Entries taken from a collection
════════════════════

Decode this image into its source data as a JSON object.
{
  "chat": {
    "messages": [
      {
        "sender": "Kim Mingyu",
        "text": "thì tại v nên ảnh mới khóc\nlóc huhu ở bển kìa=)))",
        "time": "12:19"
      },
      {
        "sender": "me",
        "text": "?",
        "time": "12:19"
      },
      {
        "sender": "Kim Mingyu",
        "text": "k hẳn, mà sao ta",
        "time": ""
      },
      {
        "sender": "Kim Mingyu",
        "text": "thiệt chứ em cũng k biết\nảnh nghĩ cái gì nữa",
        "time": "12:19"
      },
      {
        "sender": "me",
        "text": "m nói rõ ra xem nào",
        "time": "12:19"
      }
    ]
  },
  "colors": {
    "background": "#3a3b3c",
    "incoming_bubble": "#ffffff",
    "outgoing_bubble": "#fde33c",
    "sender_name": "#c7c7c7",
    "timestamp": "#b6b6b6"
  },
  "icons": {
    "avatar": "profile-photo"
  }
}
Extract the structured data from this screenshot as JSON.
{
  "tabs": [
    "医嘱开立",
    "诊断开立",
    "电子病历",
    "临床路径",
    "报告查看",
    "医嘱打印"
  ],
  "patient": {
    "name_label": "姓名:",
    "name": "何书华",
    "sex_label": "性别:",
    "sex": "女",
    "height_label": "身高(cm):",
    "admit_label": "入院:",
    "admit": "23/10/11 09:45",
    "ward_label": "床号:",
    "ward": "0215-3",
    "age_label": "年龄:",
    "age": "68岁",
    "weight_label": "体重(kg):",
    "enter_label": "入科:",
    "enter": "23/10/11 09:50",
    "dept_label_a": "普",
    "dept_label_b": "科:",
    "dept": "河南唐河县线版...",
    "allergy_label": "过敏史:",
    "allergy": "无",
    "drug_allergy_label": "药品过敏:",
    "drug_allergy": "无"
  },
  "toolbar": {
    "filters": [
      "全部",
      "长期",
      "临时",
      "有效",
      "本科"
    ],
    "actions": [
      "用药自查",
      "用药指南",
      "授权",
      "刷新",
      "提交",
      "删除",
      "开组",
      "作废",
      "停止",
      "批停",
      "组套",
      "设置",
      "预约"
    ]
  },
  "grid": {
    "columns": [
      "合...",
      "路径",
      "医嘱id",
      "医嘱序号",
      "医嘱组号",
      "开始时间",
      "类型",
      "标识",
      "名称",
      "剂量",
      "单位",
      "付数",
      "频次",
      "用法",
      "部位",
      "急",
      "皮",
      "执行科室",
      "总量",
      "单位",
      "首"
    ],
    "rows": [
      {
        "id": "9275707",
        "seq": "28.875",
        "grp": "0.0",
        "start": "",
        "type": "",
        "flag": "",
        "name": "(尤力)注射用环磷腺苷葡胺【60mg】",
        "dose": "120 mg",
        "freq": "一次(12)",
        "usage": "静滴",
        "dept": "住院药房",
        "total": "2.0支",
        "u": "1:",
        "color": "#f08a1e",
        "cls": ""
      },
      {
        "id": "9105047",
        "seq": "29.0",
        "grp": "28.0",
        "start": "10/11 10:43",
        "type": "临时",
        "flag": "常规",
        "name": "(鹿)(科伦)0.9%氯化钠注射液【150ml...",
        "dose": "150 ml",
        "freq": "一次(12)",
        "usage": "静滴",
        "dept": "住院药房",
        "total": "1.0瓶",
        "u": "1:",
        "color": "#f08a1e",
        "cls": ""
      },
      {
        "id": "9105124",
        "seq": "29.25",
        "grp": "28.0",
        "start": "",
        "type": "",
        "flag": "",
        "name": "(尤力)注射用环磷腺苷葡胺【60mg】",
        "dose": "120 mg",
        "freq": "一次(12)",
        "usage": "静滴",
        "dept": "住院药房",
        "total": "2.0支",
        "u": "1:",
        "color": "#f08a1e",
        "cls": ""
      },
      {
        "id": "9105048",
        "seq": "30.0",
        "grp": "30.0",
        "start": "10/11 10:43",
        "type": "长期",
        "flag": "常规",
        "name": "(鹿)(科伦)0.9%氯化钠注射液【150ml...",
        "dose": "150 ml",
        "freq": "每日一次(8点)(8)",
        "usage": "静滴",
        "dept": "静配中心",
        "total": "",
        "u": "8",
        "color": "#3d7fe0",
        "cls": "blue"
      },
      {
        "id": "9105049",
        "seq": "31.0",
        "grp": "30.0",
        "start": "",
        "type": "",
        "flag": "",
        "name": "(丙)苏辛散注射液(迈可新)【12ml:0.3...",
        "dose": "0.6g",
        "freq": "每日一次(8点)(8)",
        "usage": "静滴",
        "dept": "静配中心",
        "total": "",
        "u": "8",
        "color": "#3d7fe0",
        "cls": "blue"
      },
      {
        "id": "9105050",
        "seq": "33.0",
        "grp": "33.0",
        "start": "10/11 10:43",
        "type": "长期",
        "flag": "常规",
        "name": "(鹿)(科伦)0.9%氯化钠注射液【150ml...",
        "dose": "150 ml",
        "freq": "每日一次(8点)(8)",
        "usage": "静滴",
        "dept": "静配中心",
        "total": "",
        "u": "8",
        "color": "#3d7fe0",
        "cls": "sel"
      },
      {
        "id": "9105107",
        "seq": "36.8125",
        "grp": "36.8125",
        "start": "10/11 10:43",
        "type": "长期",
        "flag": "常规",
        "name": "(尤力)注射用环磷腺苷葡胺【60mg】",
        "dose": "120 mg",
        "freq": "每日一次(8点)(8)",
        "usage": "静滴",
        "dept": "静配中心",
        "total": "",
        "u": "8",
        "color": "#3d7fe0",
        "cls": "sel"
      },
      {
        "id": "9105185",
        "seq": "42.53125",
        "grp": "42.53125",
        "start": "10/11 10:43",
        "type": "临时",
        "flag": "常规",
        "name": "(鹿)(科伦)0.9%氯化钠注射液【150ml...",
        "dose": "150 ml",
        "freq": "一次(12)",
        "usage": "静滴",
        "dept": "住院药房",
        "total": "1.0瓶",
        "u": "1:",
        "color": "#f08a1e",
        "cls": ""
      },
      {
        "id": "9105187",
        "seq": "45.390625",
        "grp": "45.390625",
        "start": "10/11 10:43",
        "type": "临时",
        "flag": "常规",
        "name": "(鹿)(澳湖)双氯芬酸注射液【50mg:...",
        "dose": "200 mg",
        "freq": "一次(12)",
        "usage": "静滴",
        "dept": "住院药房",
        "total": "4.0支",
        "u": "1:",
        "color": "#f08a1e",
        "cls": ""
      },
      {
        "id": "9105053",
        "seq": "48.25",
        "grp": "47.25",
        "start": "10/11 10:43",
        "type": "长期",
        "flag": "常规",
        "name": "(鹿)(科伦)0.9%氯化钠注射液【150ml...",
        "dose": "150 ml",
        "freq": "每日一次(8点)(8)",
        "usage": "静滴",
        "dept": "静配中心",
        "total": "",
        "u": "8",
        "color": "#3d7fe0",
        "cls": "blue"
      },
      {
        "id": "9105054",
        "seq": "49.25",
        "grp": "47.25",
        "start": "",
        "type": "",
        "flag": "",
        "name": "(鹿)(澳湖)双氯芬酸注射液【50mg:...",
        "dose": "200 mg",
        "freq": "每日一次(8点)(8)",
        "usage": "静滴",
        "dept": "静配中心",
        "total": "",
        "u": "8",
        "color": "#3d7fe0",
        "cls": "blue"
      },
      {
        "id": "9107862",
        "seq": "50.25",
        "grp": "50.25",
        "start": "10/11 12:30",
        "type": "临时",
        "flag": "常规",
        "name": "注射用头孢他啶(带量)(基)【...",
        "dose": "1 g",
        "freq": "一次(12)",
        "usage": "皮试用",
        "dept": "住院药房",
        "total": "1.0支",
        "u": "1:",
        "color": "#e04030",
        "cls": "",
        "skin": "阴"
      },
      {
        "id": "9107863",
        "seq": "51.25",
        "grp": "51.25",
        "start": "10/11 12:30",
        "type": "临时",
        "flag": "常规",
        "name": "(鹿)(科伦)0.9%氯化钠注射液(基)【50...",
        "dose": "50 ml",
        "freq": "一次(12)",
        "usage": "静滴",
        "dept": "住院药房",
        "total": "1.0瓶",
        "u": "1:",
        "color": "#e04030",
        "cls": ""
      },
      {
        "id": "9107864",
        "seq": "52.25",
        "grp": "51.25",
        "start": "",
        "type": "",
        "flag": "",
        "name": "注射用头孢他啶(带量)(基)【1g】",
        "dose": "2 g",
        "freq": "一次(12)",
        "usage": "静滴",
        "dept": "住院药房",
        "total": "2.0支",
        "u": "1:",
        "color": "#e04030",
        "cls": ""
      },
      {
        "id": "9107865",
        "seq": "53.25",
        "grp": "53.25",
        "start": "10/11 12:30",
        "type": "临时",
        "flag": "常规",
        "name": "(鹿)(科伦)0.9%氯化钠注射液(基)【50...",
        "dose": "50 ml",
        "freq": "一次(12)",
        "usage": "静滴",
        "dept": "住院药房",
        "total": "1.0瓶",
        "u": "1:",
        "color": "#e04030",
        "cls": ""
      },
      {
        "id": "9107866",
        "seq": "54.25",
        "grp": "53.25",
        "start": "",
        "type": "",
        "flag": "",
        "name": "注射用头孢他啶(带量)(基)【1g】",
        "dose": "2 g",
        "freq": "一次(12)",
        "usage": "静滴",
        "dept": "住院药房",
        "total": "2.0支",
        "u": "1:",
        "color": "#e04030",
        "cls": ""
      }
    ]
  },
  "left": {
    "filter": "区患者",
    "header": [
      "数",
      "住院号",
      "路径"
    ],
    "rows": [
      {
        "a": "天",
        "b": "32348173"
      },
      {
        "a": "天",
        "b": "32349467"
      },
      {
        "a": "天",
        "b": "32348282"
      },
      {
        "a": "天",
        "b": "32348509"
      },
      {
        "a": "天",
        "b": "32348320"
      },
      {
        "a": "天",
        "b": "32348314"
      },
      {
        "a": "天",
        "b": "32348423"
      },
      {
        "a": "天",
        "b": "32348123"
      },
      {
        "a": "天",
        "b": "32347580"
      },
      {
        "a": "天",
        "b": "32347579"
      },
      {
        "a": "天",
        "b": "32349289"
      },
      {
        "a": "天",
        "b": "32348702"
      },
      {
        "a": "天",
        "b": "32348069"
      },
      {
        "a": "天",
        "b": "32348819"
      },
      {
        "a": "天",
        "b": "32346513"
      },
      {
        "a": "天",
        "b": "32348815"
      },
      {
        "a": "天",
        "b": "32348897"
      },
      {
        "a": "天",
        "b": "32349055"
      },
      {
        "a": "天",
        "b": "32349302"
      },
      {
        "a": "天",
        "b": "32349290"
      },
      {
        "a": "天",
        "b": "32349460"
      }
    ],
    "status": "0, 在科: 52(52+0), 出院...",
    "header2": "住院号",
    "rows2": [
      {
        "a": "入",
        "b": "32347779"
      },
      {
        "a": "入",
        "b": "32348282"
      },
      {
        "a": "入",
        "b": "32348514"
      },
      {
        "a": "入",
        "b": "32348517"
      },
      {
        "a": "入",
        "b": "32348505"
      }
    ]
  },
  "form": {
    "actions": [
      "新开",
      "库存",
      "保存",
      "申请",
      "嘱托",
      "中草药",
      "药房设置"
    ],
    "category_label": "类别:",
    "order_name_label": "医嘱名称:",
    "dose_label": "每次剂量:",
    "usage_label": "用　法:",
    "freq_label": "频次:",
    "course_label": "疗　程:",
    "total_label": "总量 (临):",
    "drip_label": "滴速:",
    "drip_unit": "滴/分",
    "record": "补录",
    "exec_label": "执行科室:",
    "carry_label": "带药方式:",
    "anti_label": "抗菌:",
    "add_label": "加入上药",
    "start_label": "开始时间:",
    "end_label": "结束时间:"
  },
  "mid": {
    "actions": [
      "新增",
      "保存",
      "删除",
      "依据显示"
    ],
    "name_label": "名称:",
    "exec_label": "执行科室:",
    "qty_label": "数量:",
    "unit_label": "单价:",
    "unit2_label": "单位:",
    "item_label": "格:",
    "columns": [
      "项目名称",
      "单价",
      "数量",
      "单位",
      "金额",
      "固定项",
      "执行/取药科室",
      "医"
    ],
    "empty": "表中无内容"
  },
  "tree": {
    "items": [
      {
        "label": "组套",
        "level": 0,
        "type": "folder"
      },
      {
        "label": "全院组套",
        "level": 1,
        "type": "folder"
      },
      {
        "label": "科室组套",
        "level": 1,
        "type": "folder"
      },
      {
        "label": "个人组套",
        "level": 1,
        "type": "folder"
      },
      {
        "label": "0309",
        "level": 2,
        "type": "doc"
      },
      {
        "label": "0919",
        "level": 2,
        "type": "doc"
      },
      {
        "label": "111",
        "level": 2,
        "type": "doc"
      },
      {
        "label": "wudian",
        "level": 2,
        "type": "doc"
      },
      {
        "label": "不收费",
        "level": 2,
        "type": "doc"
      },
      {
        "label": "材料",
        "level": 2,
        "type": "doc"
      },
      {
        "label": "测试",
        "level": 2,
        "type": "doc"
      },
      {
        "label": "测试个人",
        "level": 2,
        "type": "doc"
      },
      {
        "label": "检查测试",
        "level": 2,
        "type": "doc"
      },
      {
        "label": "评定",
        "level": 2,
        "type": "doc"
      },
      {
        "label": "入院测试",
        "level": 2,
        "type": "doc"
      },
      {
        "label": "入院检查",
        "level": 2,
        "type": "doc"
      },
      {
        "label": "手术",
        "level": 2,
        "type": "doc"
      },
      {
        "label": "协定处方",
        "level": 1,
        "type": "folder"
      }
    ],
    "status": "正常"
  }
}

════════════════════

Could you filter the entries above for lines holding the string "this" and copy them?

Decode this image into its source data as a JSON object.
Extract the structured data from this screenshot as JSON.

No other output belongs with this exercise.